Looking at the records below, count how many lines contain the string "cards". Give that number alone.

═══ GIVEN DATA ═══

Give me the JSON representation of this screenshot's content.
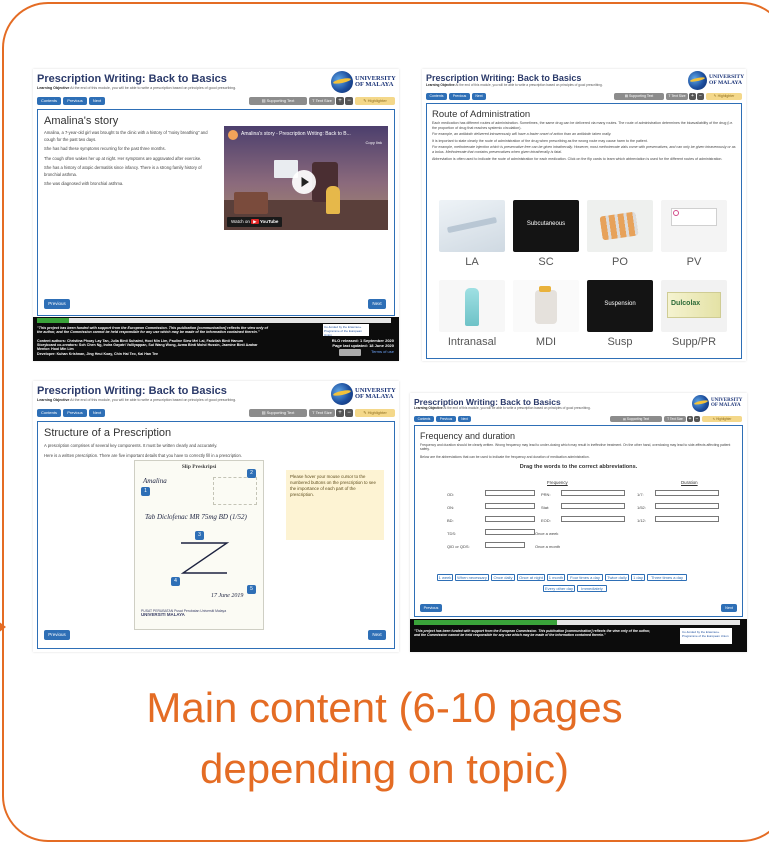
{
  "caption": {
    "line1": "Main content (6-10 pages",
    "line2": "depending on topic)"
  },
  "colors": {
    "accent_orange": "#e46c24",
    "nav_blue": "#2e6fb6",
    "progress_green": "#3aa33a",
    "footer": "#0c0c0c"
  },
  "module": {
    "title": "Prescription Writing: Back to Basics",
    "learning_objective_label": "Learning Objective",
    "learning_objective": "At the end of this module, you will be able to write a prescription based on principles of good prescribing.",
    "logo_line1": "UNIVERSITY",
    "logo_line2": "OF MALAYA",
    "nav": {
      "contents": "Contents",
      "previous": "Previous",
      "next": "Next"
    },
    "tools": {
      "supporting_text": "Supporting Text",
      "text_size": "Text Size",
      "plus": "+",
      "minus": "−",
      "highlighter": "Highlighter"
    },
    "buttons": {
      "previous": "Previous",
      "next": "Next"
    },
    "footer": {
      "funding": "\"This project has been funded with support from the European Commission. This publication [communication] reflects the view only of the author, and the Commission cannot be held responsible for any use which may be made of the information contained therein.\"",
      "authors": "Content authors: Christina Phoay Lay Tan, Julia Binti Suhaimi, Hooi Min Lim, Pauline Siew Mei Lai, Fadzilah Binti Hanum",
      "storyboard": "Storyboard co-creators: Soh Chen Ng, Indra Gayatri Valliyappan, Sui Wang Wong, Azma Binti Mohd Hussin, Jazmine Binti Azahar",
      "mentor": "Mentor: Hooi Min Lim",
      "developer": "Developer: Kuhan Krishnan, Jing Heui Koay, Chin Hai Teo, Kai Han Tee",
      "eu": "Co-funded by the Erasmus+ Programme of the European Union",
      "released": "RLO released: 1 September 2020",
      "updated": "Page last updated: 18 June 2020",
      "terms": "Terms of use"
    }
  },
  "pages": {
    "story": {
      "title": "Amalina's story",
      "p1": "Amalina, a 7-year-old girl was brought to the clinic with a history of \"noisy breathing\" and cough for the past two days.",
      "p2": "She has had these symptoms recurring for the past three months.",
      "p3": "The cough often wakes her up at night. Her symptoms are aggravated after exercise.",
      "p4": "She has a history of atopic dermatitis since infancy. There is a strong family history of bronchial asthma.",
      "p5": "She was diagnosed with bronchial asthma.",
      "video_title": "Amalina's story - Prescription Writing: Back to B...",
      "video_copy": "Copy link",
      "watch_on": "Watch on",
      "youtube": "YouTube"
    },
    "route": {
      "title": "Route of Administration",
      "p1": "Each medication has different routes of administration. Sometimes, the same drug can be delivered via many routes. The route of administration determines the bioavailability of the drug (i.e. the proportion of drug that reaches systemic circulation).",
      "p2": "For example, an antibiotic delivered intravenously will have a faster onset of action than an antibiotic taken orally.",
      "p3": "It is important to state clearly the route of administration of the drug when prescribing as the wrong route may cause harm to the patient.",
      "p4": "For example, methotrexate injection which is preservative free can be given intrathecally. However, most methotrexate vials come with preservatives, and can only be given intravenously or as a bolus. Methotrexate that contains preservatives when given intrathecally is fatal.",
      "p5": "Abbreviation is often used to indicate the route of administration for each medication. Click on the flip cards to learn which abbreviation is used for the different routes of administration.",
      "cards": [
        {
          "label": "LA",
          "overlay": ""
        },
        {
          "label": "SC",
          "overlay": "Subcutaneous"
        },
        {
          "label": "PO",
          "overlay": ""
        },
        {
          "label": "PV",
          "overlay": ""
        },
        {
          "label": "Intranasal",
          "overlay": ""
        },
        {
          "label": "MDI",
          "overlay": ""
        },
        {
          "label": "Susp",
          "overlay": "Suspension"
        },
        {
          "label": "Supp/PR",
          "overlay": ""
        }
      ],
      "dulcolax": "Dulcolax"
    },
    "structure": {
      "title": "Structure of a Prescription",
      "p1": "A prescription comprises of several key components. It must be written clearly and accurately.",
      "p2": "Here is a written prescription. There are five important details that you have to correctly fill in a prescription.",
      "hint": "Please hover your mouse cursor to the numbered buttons on the prescription to see the importance of each part of the prescription.",
      "rx_header": "Slip Preskripsi",
      "rx_name": "Amalina",
      "rx_line1": "Tab Diclofenac MR 75mg BD (1/52)",
      "rx_date": "17 June 2019",
      "rx_hospital": "PUSAT PERUBATAN Pusat Perubatan Universiti Malaya",
      "rx_university": "UNIVERSITI MALAYA",
      "markers": [
        "1",
        "2",
        "3",
        "4",
        "5"
      ]
    },
    "frequency": {
      "title": "Frequency and duration",
      "p1": "Frequency and duration should be clearly written. Wrong frequency may lead to under-dosing which may result in ineffective treatment. On the other hand, overdosing may lead to side-effects affecting patient safety.",
      "p2": "Below are the abbreviations that can be used to indicate the frequency and duration of medication administration.",
      "instruction": "Drag the words to the correct abbreviations.",
      "freq_heading": "Frequency",
      "dur_heading": "Duration",
      "rows_left": [
        "OD:",
        "ON:",
        "BD:",
        "TDS:",
        "QID or QDS:"
      ],
      "rows_mid": [
        "PRN:",
        "Stat:",
        "EOD:",
        "Once a week",
        "Once a month"
      ],
      "rows_right": [
        "1/7:",
        "1/52:",
        "1/12:"
      ],
      "chips_row1": [
        "1 week",
        "When necessary",
        "Once daily",
        "Once at night",
        "1 month",
        "Four times a day",
        "Twice daily",
        "1 day",
        "Three times a day"
      ],
      "chips_row2": [
        "Every other day",
        "Immediately"
      ]
    }
  }
}
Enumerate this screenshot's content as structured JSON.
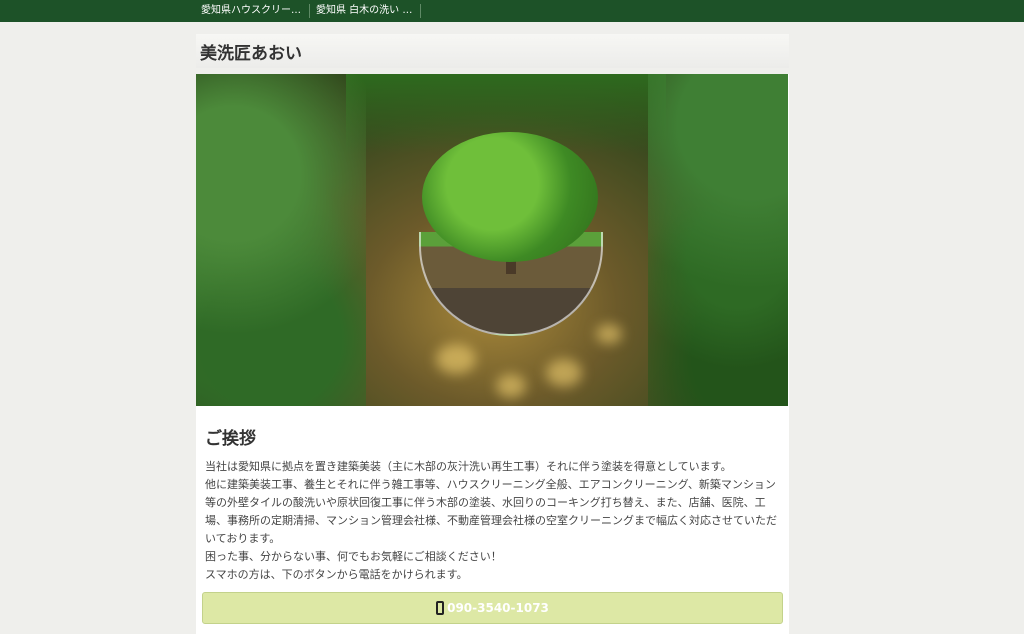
{
  "topbar": {
    "tabs": [
      {
        "label": "愛知県ハウスクリー…"
      },
      {
        "label": "愛知県 白木の洗い …"
      }
    ]
  },
  "header": {
    "site_title": "美洗匠あおい"
  },
  "main": {
    "heading": "ご挨拶",
    "paragraph_lines": [
      "当社は愛知県に拠点を置き建築美装（主に木部の灰汁洗い再生工事）それに伴う塗装を得意としています。",
      "他に建築美装工事、養生とそれに伴う雑工事等、ハウスクリーニング全般、エアコンクリーニング、新築マンション等の外壁タイルの酸洗いや原状回復工事に伴う木部の塗装、水回りのコーキング打ち替え、また、店舗、医院、工場、事務所の定期清掃、マンション管理会社様、不動産管理会社様の空室クリーニングまで幅広く対応させていただいております。",
      "困った事、分からない事、何でもお気軽にご相談ください！",
      "スマホの方は、下のボタンから電話をかけられます。"
    ],
    "call_button": {
      "label": "090-3540-1073",
      "icon": "phone-icon"
    }
  },
  "colors": {
    "topbar": "#1d5228",
    "call_button_bg": "#dde8a5"
  }
}
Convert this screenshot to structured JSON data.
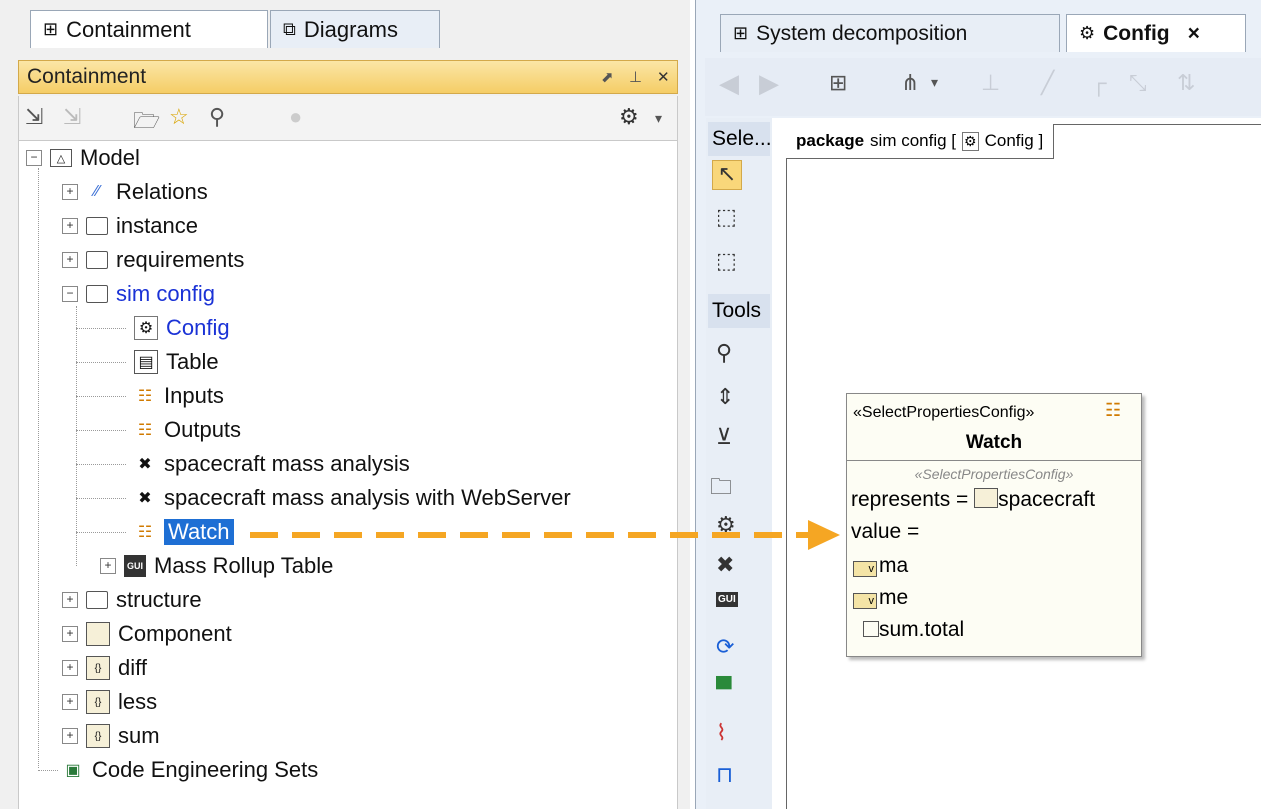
{
  "left_tabs": {
    "containment": "Containment",
    "diagrams": "Diagrams"
  },
  "panel_title": "Containment",
  "tree": {
    "model": "Model",
    "relations": "Relations",
    "instance": "instance",
    "requirements": "requirements",
    "sim_config": "sim config",
    "config": "Config",
    "table": "Table",
    "inputs": "Inputs",
    "outputs": "Outputs",
    "sma": "spacecraft mass analysis",
    "sma_web": "spacecraft mass analysis with WebServer",
    "watch": "Watch",
    "mass_rollup": "Mass Rollup Table",
    "structure": "structure",
    "component": "Component",
    "diff": "diff",
    "less": "less",
    "sum": "sum",
    "code_sets": "Code Engineering Sets"
  },
  "right_tabs": {
    "system": "System decomposition",
    "config": "Config",
    "close": "×"
  },
  "palette": {
    "selection": "Sele...",
    "tools": "Tools"
  },
  "diagram": {
    "keyword": "package",
    "name": "sim config [",
    "config": "Config ]"
  },
  "node": {
    "stereotype": "«SelectPropertiesConfig»",
    "name": "Watch",
    "sub_stereotype": "«SelectPropertiesConfig»",
    "represents_label": "represents =",
    "represents_value": "spacecraft",
    "value_label": "value =",
    "props": [
      "ma",
      "me",
      "sum.total"
    ],
    "v_mark": "v"
  },
  "colors": {
    "selection": "#1e6fd4",
    "arrow": "#f5a623",
    "header": "#f5cd66"
  }
}
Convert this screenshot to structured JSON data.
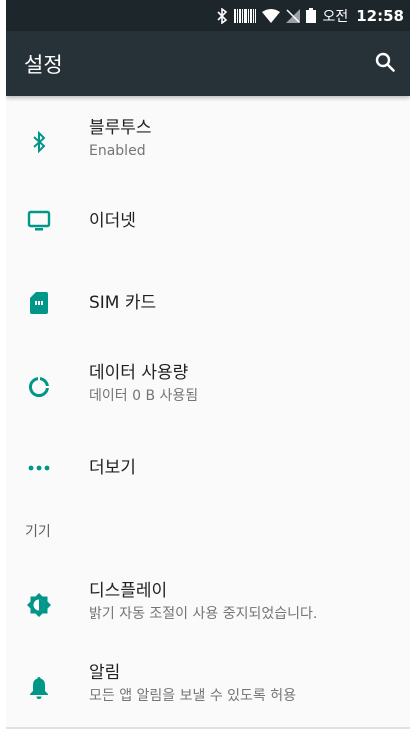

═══

ANSWER AREA: 2